Hallam due to his reputation is often booked up but since the lockdown, his usual turnover has gone down and he believes there is a main reason for this.

“I would say it has impacted me up to 25% less than I’d usually take in turnover. If you look it across the board, people are doing less. I think people are worried for their jobs and their futures. I always think of a haircut as a luxury. It’s a treat because you want to feel good and look good. People are not going anywhere.”

Reopening was heavily impacted by a local lockdown for Leicester and he believes that as a city, they were treated poorly.

“That was probably the toughest thing from all of this for me personally. When they initially gave me the date of July 4 for Hair and Beauty to reopen, I thought ok I’ve got the date there, there’s a light at the end of it all. Then to get the local lockdown, that took the wing out of my sails that was tough,” he added.

“Psychologically that impacted me. I felt Leicester got done a bit as well. I feel we were a bit of a social experiment.”

Leicester cafe MedEx sees increase in students trying CBD to help battle stress and anxiety

By Adam Rear

With CBD products recently becoming legal, Leicester is seeing a rise in students using CBD cafes and shops. 

One of the first CBD cafes that opened in Leicester last September, MedEx, has seen an increasing number of student visitors. 
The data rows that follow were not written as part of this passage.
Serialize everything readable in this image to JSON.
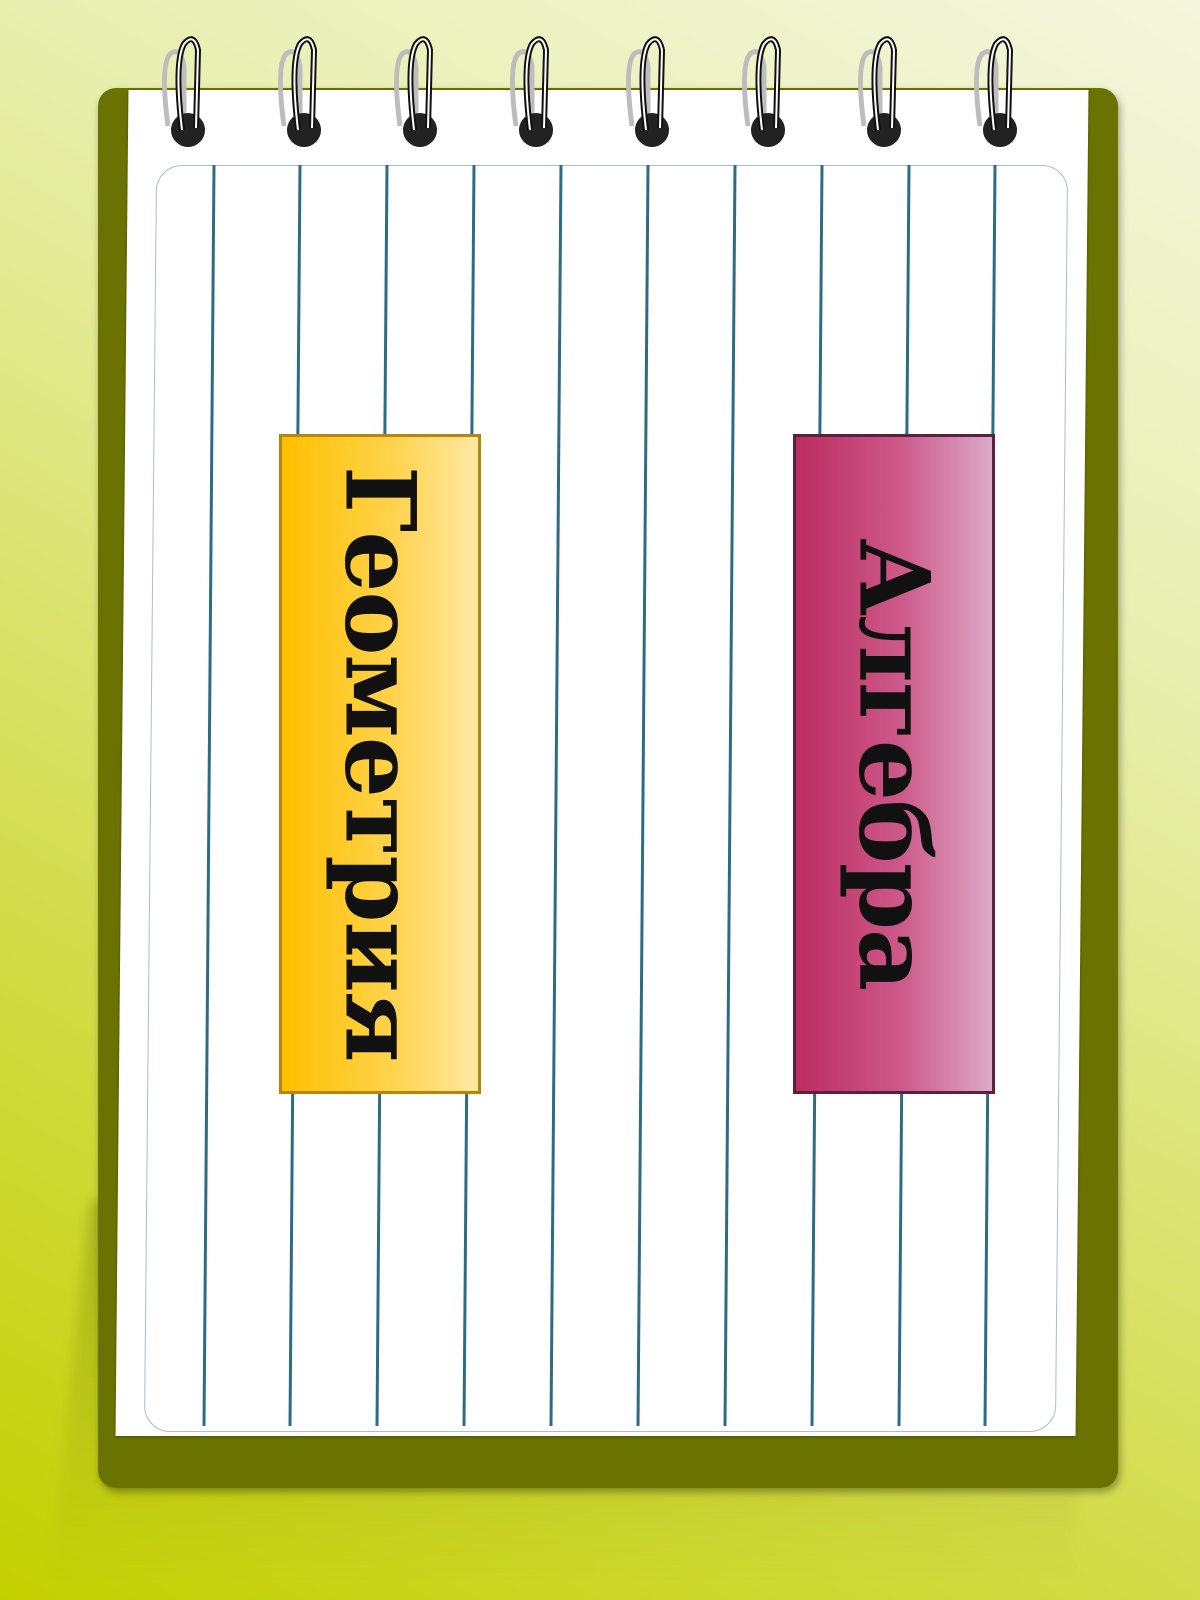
{
  "labels": {
    "geometry": "Геометрия",
    "algebra": "Алгебра"
  },
  "colors": {
    "background": "#d5de55",
    "cover": "#6b7300",
    "paper": "#ffffff",
    "ruled_line": "#2e6b85",
    "geometry_tab": "#ffc000",
    "algebra_tab": "#bc2c60"
  }
}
CBD, short for cannabidiol, can be found in every variety of the cannabis family, including hemp. 

Unlike THC (tetrahydrocannabidiol, the primary psychoactive element in cannabis), CBD is non-psychoactive and will not produce the ‘high’ that is typically associated with cannabis use. 

Instead of getting its users ‘high’, CBD has many physical and psychological health benefits. 

Mental health social worker and employee at MedEx, Lamees, said: “There are multiple health benefits when it comes to CBD.

“It can help people manage anxiety better, aid people who struggle getting to sleep and can relieve symptoms of panic attacks.

“I myself struggle with anxiety and suffer from panic attacks. When I have a panic attack, I take a few drops of CBD oil and within about three seconds I feel much calmer.

“CBD can be consumed in various ways; it can be taken in oil form, edible forms such as chocolate, honey and dried fruits.

“It can also be consumed in a drink form such as fizzy drink cans, coffee, tea and even in protein shakes. CBD can also be smoked in its flower form.”

Due to CBD products only becoming recently legal in the UK, there is still a lot of stigma and skepticism towards its use.

“We have seen a lot of students coming in and trying our CBD products, which is really nice to see.

“Having a shop like this helps students escape the stigma of mental health and it provides a safe haven where people can talk about their feelings.”